YOUR ASSIGNMENT:
Across the records below, how many lines include the string "English"? State the number and nothing more.

------ INFORMATION PROVIDED

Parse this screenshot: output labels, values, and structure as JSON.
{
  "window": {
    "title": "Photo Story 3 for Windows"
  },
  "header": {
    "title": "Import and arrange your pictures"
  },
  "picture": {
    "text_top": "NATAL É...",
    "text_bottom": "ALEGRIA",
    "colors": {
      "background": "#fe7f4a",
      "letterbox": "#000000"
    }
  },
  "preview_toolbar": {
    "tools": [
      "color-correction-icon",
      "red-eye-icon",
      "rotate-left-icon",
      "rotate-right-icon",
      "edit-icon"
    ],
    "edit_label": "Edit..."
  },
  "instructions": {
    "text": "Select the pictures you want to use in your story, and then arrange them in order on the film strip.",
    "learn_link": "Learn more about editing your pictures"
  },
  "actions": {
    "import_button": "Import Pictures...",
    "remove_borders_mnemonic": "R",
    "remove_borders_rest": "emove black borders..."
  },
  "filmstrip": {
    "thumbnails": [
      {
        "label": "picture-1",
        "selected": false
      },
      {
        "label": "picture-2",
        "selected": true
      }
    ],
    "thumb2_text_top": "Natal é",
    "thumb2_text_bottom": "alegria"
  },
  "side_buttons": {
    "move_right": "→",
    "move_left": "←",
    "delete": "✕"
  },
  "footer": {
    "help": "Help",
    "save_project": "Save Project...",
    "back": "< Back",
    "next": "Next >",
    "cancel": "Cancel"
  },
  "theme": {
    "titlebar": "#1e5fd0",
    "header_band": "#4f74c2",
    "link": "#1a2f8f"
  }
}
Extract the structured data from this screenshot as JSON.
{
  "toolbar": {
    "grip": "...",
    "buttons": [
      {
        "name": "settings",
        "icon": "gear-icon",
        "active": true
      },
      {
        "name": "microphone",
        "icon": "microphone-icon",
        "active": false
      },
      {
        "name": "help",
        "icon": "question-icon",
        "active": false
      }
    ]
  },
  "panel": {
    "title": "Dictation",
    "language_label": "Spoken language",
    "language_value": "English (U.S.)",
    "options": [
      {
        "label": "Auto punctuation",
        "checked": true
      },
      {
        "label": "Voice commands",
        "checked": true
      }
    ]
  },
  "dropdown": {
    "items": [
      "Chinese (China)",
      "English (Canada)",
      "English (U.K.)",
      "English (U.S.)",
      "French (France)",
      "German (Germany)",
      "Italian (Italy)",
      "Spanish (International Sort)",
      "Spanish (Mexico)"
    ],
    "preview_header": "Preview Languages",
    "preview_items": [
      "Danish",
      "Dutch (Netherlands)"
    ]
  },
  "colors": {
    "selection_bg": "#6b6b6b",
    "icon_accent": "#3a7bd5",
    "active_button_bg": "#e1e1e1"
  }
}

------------

ANSWER TO THE PROBLEM:
4